### TASK INSTRUCTIONS:
Could you write out the listing below again, exactly?
::: DATA EXTRACT :::
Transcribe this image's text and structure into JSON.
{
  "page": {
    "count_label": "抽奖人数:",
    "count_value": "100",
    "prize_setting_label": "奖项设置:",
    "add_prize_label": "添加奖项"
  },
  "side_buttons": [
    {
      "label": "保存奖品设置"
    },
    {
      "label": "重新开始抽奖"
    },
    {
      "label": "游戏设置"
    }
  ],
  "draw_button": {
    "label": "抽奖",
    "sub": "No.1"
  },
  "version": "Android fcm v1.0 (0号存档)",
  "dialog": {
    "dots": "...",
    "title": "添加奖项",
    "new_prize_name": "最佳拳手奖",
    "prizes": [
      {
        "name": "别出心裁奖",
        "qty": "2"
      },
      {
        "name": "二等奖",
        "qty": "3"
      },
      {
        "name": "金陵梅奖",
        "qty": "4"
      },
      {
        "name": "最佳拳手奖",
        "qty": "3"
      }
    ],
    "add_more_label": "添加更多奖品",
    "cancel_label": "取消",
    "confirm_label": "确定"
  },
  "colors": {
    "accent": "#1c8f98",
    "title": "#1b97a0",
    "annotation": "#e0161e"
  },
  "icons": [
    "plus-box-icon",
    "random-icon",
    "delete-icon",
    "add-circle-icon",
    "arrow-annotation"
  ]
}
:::
### WRITTEN REPLY:
Transcribe this image's text and structure into JSON.
{
  "page": {
    "count_label": "抽奖人数:",
    "count_value": "100",
    "prize_setting_label": "奖项设置:",
    "add_prize_label": "添加奖项"
  },
  "side_buttons": [
    {
      "label": "保存奖品设置"
    },
    {
      "label": "重新开始抽奖"
    },
    {
      "label": "游戏设置"
    }
  ],
  "draw_button": {
    "label": "抽奖",
    "sub": "No.1"
  },
  "version": "Android fcm v1.0 (0号存档)",
  "dialog": {
    "dots": "...",
    "title": "添加奖项",
    "new_prize_name": "最佳拳手奖",
    "prizes": [
      {
        "name": "别出心裁奖",
        "qty": "2"
      },
      {
        "name": "二等奖",
        "qty": "3"
      },
      {
        "name": "金陵梅奖",
        "qty": "4"
      },
      {
        "name": "最佳拳手奖",
        "qty": "3"
      }
    ],
    "add_more_label": "添加更多奖品",
    "cancel_label": "取消",
    "confirm_label": "确定"
  },
  "colors": {
    "accent": "#1c8f98",
    "title": "#1b97a0",
    "annotation": "#e0161e"
  },
  "icons": [
    "plus-box-icon",
    "random-icon",
    "delete-icon",
    "add-circle-icon",
    "arrow-annotation"
  ]
}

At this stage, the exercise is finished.